Impact of inguinal hernia defect size as stratified by the European Hernia Society (EHS) classification I to III on the rate of chronic postoperative inguinal pain (CPIP).
CPIP is the most important complication after inguinal hernia repair. The impact of hernia defect size according to the EHS classification on CPIP is unknown.
In total, 57,999 male patients from the Herniamed registry undergoing primary unilateral inguinal hernia repair including a 1-year follow-up were selected between September 1, 2009 and November 30, 2016. Using multivariable analysis, the impact of EHS inguinal hernia classification (EHS I vs EHS II vs EHS III and/or scrotal) on developing CPIP was investigated.
Multivariable analysis revealed for smaller inguinal hernias a significant higher rate of pain at rest [EHS I vs EHS II: odds ratio, OR = 1.350 (1.180–1.543), P < 0.001; EHS I vs EHS III and/or scrotal: OR = 1.839 (1.504–2.249), P < 0.001; EHS II vs EHS III and/or scrotal: OR = 1.363 (1.125–1.650), P = 0.002], pain on exertion [EHS I vs EHS II: OR = 1.342 (1.223–1.473), P < 0.001; EHS I vs EHS III and/or scrotal: OR = 2.002 (1.727–2.321), P < 0.001; EHS II vs EHS III and/or scrotal: OR = 1.492 (1.296; 1.717), P < 0.001], and pain requiring treatment [EHS I vs EHS II: OR = 1.594 (1.357–1.874), P < 0.001; EHS I vs EHS III and/or scrotal: OR = 2.254 (1.774–2.865), P < 0.001; EHS II vs EHS III and/or scrotal: OR = 1.414 (1.121–1.783), P = 0.003] at 1-year follow-up. Younger patients (<55 y) revealed higher rates of pain at rest, pain on exertion, and pain requiring treatment (each P < 0.001) with a significantly trend toward higher rates of pain in smaller hernias.
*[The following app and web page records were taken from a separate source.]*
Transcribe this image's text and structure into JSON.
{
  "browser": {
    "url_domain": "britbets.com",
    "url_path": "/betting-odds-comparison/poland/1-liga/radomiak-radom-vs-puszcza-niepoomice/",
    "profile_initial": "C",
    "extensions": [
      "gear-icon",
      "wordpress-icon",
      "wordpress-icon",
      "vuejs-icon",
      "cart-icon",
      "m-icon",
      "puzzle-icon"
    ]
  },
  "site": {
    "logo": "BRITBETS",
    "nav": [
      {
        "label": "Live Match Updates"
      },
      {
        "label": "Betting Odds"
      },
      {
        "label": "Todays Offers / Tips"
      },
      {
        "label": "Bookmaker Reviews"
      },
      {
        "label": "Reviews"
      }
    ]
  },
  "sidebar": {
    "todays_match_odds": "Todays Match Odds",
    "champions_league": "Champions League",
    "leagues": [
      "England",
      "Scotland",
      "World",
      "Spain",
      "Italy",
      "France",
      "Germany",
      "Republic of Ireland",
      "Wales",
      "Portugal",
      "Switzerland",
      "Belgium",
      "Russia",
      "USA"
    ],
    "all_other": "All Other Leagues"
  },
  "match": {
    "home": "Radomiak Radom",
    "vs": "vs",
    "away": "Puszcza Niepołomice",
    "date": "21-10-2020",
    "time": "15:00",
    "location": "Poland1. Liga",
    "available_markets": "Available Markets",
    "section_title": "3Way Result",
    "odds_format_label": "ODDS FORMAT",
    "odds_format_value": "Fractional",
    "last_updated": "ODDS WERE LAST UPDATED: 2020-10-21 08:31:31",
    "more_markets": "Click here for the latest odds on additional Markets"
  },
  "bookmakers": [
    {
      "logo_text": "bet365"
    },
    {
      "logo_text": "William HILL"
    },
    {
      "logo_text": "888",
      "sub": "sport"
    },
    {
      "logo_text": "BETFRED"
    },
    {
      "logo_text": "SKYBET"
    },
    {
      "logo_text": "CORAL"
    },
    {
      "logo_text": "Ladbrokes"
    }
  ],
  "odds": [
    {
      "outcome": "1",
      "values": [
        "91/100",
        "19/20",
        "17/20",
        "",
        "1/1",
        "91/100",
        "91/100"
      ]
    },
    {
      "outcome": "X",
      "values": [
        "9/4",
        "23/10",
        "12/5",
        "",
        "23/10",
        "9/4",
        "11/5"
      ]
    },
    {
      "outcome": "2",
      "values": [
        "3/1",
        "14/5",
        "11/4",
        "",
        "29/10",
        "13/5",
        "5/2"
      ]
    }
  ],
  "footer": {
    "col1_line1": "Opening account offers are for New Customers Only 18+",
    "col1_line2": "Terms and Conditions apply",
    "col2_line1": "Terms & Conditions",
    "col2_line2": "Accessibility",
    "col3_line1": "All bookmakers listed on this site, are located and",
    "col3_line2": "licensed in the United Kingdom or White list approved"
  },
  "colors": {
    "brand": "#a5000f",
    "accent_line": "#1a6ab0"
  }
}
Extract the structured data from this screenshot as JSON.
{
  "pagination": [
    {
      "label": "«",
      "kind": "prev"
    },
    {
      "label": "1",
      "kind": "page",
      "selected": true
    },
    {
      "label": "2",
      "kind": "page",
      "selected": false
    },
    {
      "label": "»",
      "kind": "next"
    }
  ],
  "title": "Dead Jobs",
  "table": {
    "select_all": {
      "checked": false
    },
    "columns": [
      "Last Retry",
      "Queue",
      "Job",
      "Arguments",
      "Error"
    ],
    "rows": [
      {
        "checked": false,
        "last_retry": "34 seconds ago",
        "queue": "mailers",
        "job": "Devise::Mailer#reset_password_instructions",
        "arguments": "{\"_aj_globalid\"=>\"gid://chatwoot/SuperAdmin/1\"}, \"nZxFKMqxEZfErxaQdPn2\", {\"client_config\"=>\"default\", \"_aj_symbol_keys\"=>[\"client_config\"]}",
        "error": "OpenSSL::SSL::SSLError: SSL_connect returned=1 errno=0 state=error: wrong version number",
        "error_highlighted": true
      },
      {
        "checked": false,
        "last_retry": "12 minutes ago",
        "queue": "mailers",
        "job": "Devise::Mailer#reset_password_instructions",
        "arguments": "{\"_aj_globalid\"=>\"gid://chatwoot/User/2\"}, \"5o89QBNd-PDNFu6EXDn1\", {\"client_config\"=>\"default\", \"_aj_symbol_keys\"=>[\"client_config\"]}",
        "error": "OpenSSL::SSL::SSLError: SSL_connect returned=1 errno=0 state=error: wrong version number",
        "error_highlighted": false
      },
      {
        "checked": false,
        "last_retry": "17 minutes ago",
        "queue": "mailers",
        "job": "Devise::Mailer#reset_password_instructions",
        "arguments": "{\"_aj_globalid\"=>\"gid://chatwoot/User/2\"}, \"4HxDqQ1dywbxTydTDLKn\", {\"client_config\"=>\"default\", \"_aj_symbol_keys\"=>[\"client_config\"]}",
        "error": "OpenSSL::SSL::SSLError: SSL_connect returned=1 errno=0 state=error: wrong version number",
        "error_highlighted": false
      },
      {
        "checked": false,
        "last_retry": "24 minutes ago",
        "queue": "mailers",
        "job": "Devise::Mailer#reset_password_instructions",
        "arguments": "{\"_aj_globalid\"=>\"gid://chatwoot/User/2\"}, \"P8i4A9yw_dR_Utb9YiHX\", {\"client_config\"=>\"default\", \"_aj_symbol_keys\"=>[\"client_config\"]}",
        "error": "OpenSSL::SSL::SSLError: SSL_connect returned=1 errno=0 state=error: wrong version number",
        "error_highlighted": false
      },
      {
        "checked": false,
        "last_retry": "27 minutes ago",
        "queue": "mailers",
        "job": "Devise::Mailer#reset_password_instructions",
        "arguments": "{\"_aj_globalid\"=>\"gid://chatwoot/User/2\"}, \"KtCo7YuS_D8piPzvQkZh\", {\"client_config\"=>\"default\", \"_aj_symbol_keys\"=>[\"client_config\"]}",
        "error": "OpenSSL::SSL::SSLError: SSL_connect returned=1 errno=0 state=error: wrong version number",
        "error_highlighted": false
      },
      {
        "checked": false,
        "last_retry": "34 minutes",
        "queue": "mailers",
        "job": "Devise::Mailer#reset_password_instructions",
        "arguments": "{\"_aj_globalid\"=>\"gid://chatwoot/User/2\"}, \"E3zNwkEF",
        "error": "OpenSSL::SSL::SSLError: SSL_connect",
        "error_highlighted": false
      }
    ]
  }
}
Smaller inguinal hernias have been identified as an independent patient-related risk factor for developing CPIP.